== Task instructions ==
Copy each line below in which the string "this" appears.

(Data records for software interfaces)
☆ ☆ ☆ ☆ ☆ ☆ ☆
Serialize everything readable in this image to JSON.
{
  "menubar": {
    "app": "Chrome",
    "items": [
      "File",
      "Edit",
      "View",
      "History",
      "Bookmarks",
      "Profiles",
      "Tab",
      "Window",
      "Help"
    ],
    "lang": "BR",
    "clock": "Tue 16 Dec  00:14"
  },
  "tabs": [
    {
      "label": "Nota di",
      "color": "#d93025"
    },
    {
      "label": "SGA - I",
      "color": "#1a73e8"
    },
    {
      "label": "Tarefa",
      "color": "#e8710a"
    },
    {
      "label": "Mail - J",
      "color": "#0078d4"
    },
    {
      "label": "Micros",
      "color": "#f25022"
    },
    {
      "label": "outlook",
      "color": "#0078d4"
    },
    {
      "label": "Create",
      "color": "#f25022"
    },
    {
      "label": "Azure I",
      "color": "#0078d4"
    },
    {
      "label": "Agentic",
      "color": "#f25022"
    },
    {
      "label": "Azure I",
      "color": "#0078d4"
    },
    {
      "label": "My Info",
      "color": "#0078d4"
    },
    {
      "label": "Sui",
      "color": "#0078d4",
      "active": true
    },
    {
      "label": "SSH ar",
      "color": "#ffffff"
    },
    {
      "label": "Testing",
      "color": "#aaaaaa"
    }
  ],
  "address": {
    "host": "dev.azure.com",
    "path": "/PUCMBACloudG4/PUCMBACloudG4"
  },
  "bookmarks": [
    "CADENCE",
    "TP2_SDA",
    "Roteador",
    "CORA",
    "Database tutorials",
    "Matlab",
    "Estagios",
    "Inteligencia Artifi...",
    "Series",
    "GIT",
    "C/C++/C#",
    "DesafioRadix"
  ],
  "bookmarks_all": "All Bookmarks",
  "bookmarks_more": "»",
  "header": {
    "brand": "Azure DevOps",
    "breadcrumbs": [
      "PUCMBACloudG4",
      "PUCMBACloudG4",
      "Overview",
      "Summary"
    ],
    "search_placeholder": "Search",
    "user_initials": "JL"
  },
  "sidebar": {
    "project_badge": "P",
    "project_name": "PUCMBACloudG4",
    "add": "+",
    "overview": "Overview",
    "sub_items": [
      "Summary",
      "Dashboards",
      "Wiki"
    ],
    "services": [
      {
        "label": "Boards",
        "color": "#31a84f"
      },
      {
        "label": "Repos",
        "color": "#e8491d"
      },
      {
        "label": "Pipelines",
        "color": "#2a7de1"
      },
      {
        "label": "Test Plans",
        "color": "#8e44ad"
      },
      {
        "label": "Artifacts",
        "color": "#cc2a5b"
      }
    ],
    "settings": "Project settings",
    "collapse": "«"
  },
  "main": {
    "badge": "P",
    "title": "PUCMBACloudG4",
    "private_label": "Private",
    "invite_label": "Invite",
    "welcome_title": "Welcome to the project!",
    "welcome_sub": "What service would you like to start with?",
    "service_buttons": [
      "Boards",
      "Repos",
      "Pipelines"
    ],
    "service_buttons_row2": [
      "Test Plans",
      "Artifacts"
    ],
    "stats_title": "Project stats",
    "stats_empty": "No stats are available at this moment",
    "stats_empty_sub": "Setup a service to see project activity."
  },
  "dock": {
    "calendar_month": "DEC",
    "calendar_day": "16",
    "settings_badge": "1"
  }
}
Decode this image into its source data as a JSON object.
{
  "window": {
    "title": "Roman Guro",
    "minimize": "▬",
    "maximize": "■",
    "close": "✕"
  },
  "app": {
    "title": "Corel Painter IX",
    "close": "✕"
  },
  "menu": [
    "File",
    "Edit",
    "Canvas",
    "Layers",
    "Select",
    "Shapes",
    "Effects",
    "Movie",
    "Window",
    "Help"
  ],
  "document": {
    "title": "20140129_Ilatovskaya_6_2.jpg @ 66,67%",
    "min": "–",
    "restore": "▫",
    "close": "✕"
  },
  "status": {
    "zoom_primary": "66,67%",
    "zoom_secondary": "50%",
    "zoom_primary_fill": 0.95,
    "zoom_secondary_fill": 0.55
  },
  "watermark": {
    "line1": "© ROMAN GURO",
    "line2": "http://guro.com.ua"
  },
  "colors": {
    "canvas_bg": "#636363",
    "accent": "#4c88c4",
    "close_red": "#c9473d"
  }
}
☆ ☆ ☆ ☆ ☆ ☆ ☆
== Completed task ==
Serialize everything readable in this image to JSON.
    "stats_empty": "No stats are available at this moment",
Decode this image into its source data as a JSON object.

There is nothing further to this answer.